Start of RECORDS TO PROCESS

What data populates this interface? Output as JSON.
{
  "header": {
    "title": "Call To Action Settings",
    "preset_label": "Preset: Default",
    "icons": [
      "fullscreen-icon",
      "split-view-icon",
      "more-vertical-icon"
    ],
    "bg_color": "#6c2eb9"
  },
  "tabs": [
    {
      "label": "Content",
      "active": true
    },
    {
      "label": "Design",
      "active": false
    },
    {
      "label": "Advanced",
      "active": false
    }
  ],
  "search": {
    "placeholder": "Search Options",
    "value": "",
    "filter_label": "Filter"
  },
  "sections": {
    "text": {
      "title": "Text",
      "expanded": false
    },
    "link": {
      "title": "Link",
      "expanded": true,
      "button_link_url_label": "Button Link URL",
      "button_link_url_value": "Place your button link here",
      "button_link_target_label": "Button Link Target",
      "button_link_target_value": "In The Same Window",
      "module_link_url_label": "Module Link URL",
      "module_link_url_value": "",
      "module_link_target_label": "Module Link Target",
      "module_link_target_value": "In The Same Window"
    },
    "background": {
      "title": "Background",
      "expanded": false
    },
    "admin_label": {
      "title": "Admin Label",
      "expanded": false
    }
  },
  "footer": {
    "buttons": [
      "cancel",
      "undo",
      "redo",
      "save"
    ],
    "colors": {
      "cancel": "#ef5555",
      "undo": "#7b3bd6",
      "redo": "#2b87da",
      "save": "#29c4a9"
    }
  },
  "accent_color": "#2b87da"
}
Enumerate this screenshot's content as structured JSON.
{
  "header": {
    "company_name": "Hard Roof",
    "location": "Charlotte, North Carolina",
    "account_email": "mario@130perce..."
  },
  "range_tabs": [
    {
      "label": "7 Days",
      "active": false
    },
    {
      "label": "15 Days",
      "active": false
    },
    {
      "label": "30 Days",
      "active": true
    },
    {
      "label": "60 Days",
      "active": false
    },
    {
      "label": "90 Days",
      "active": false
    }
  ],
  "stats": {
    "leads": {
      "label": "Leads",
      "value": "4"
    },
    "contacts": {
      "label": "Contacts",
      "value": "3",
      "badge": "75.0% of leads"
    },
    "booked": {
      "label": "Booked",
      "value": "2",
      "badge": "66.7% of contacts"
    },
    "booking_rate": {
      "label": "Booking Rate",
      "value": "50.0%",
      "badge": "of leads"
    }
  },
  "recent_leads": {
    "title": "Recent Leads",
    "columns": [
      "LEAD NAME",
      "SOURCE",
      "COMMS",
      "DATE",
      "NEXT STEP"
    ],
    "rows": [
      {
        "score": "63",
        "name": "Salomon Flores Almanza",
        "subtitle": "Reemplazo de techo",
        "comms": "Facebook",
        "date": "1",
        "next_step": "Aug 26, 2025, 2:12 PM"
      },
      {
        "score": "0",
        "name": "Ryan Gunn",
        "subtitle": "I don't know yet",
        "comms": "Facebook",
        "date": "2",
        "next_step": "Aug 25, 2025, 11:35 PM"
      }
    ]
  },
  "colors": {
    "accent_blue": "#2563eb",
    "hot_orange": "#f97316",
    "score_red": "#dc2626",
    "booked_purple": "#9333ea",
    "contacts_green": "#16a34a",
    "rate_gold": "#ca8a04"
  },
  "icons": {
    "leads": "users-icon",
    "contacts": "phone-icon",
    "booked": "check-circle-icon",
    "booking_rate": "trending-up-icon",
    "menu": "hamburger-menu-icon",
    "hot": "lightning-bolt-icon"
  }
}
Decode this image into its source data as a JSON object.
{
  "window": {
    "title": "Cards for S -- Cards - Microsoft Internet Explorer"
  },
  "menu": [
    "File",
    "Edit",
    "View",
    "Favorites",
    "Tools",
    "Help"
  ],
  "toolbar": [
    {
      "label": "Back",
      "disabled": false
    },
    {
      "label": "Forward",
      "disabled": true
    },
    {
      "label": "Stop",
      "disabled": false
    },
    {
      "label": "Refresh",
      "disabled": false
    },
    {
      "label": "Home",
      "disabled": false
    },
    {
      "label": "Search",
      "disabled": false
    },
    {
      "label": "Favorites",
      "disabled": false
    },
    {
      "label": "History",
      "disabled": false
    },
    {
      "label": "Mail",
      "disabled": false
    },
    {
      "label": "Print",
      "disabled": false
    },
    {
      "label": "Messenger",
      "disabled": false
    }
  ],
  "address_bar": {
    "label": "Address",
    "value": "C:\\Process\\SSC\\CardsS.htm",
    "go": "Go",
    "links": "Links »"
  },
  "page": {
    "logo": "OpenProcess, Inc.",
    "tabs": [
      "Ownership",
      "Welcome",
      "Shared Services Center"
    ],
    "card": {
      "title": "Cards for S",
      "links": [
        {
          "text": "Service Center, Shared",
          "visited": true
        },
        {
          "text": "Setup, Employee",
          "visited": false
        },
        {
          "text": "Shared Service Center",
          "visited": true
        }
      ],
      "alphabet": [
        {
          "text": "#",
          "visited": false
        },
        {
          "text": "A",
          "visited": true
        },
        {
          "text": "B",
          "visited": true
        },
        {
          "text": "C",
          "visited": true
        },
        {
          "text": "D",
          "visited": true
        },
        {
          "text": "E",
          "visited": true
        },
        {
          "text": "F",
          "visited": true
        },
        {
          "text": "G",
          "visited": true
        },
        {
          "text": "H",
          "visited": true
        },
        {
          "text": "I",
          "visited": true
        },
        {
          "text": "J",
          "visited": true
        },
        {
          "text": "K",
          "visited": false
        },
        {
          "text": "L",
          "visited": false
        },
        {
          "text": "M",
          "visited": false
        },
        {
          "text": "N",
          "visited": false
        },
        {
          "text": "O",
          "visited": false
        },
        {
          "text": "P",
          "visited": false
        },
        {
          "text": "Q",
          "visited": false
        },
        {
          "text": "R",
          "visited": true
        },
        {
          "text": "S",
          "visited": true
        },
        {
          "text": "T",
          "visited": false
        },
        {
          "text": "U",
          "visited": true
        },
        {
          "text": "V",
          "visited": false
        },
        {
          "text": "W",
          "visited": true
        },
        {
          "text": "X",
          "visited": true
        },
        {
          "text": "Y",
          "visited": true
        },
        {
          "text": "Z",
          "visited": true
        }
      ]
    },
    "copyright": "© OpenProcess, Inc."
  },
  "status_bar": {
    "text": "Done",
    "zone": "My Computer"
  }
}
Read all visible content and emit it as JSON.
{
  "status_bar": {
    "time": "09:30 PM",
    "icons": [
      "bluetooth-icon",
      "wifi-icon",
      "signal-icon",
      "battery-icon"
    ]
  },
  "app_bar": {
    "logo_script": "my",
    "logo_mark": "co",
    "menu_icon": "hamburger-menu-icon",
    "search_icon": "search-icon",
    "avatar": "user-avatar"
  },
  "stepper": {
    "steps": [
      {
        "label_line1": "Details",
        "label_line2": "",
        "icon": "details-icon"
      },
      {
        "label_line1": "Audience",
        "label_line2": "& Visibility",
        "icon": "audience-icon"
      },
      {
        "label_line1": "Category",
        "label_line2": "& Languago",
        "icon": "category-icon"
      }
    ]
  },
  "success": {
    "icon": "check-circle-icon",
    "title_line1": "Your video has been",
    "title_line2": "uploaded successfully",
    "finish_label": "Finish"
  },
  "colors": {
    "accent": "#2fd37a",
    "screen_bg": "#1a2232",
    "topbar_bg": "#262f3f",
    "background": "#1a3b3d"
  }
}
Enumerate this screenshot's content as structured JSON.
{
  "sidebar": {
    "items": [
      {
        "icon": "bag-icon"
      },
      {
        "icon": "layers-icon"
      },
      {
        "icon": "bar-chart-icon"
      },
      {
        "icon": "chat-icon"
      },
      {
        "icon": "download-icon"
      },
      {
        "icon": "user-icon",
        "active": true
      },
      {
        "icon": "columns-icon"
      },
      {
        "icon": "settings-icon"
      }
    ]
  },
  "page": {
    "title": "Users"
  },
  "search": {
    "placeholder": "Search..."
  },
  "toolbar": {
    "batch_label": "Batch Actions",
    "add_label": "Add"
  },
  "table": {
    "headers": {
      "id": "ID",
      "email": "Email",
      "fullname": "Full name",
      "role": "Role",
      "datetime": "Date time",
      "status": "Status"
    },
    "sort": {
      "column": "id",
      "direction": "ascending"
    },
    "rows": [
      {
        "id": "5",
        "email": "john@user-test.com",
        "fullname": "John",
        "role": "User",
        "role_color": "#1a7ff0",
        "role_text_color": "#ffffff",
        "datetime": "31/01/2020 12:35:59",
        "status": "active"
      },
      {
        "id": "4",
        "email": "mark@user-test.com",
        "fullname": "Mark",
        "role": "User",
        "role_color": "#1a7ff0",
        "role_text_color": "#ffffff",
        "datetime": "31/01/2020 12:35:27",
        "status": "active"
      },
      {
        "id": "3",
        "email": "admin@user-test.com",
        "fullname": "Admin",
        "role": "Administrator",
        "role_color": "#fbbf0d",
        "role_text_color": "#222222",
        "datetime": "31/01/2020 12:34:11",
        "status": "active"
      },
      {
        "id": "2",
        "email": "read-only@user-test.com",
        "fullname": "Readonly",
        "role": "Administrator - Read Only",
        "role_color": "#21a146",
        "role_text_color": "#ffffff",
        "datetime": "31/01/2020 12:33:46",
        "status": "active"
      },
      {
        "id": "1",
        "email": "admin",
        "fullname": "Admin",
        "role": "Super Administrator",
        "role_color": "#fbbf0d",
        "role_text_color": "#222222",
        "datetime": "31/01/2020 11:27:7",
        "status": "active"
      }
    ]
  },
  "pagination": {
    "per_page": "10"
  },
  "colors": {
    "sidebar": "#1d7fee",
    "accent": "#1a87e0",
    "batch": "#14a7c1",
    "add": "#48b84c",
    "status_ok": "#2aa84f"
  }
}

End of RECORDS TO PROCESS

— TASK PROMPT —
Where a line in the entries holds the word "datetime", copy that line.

— SOLUTION BELOW —
      "datetime": "Date time",
        "datetime": "31/01/2020 12:35:59",
        "datetime": "31/01/2020 12:35:27",
        "datetime": "31/01/2020 12:34:11",
        "datetime": "31/01/2020 12:33:46",
        "datetime": "31/01/2020 11:27:7",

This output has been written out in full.